Since 1971, we believe the history of gold and stocks can be understood in three distinct phases, highlighted in the chart above: Phase 1: Uncontrolled inflation, Phase 2: The Volker/Greenspan era of high real interest rates, central banks sell gold reserves; Phase 3: The end of central banks reducing reserves, strict supply control by gold miners and a prolonged decline in the dollar; and Phase 4: The post-2008 policy of quantitative easing with the Federal Reserve buying financial assets and expanding its balance sheet, which some have descriptively called ‘printing money’. During phase 4, the Fed has deliberately kept short term interest rates below the level of inflation, giving savers no government-assured way to keep up with rising prices. Think about it this way: if a government will pay you more than the rate of inflation to own their currency, then gold becomes a lot less attractive. This was the case throughout phase 2.

Past performance is no guarantee of future results. Shown for illustrative purposes. Not indicative of RiverFront portfolio performance. Index definitions are available in the disclosures.

Since 2011, we think real interest rates also explain much of gold’s price performance. Our chart to the right shows the price of gold and the yield on Treasury Inflation Protected Securities or TIPS. The green line (darker) is the yield on TIPS but we have reversed it so that it is easier to see that gold goes up when the yield on TIPS is falling and turns negative such as from late 2018 to today.
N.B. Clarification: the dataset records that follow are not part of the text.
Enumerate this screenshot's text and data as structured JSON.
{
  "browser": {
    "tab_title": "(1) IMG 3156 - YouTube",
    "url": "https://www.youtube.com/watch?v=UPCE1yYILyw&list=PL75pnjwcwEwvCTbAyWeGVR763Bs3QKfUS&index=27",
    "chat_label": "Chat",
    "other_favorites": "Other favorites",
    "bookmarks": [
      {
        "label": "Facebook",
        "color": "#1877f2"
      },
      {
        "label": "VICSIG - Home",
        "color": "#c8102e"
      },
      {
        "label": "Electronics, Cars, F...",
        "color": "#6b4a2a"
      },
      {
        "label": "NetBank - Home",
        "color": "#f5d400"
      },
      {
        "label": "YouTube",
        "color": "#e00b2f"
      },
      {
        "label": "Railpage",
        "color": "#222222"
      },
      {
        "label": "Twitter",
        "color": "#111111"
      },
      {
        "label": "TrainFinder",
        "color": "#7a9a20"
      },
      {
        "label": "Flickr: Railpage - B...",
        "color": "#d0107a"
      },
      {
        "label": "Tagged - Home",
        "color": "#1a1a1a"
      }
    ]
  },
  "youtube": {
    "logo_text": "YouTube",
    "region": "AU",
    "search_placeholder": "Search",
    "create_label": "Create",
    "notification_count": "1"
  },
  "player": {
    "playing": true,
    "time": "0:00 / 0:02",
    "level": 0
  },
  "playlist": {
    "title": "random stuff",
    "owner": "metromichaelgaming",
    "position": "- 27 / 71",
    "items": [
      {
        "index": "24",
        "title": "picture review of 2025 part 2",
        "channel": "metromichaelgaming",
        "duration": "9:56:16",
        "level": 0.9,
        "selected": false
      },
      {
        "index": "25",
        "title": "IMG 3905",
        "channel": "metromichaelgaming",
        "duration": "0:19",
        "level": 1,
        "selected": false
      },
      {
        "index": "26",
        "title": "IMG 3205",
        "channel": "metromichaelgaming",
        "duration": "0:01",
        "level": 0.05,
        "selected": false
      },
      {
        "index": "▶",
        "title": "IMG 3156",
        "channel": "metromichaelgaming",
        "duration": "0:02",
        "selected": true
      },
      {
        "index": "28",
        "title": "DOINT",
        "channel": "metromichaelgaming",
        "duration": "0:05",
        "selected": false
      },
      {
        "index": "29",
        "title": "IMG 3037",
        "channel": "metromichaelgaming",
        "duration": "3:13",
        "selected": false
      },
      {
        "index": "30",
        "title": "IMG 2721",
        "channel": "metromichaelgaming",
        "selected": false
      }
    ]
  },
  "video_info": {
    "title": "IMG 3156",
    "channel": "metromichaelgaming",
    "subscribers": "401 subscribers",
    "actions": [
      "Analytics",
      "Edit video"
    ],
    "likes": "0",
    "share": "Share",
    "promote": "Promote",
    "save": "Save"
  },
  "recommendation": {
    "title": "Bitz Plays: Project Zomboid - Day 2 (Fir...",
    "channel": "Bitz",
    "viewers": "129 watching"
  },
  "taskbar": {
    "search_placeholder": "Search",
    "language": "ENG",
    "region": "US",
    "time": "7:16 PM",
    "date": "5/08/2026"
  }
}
Gold also tends to be considered a ‘safe haven’ during times of political, economic, and now COVID-19 uncertainty.


We believe gold is a personal choice, not a strategic asset. Some investors own gold as a diversification strategy at a time when government bond yields are low and potentially offer much less safety. For others it is an insurance policy against an unhappy end to the period of Federal Reserve balance sheet expansion and rapidly rising government debt. Their concern is that easy money and debt might result in unchecked inflation. Warren Buffet’s Berkshire Hathaway recently bought small position in a gold mining company for the first time. Given Buffet’s consistent disdain for gold, it is not surprising that Berkshire bought a mining stock rather than the metal, or that observers of his actions are intrigued.

If you do choose to own gold, do not expect it to perform like stocks or bonds and recognize it may prove to be unnecessary insurance or may not behave like insurance at all; that is RiverFront’s current tactical view. RiverFront has owned gold in the past but to include it in our portfolios again, we would need to be convinced that there is a strong fundamental case for its outperformance over a sustained period against either stocks or bonds. We do not currently believe that is the case. Also beware that for many traders, gold is a speculative asset and thus prone to big swings in price making the timing of buying and selling difficult. What we can probably all agree on is that the fascination with gold is not likely to go away for a long time.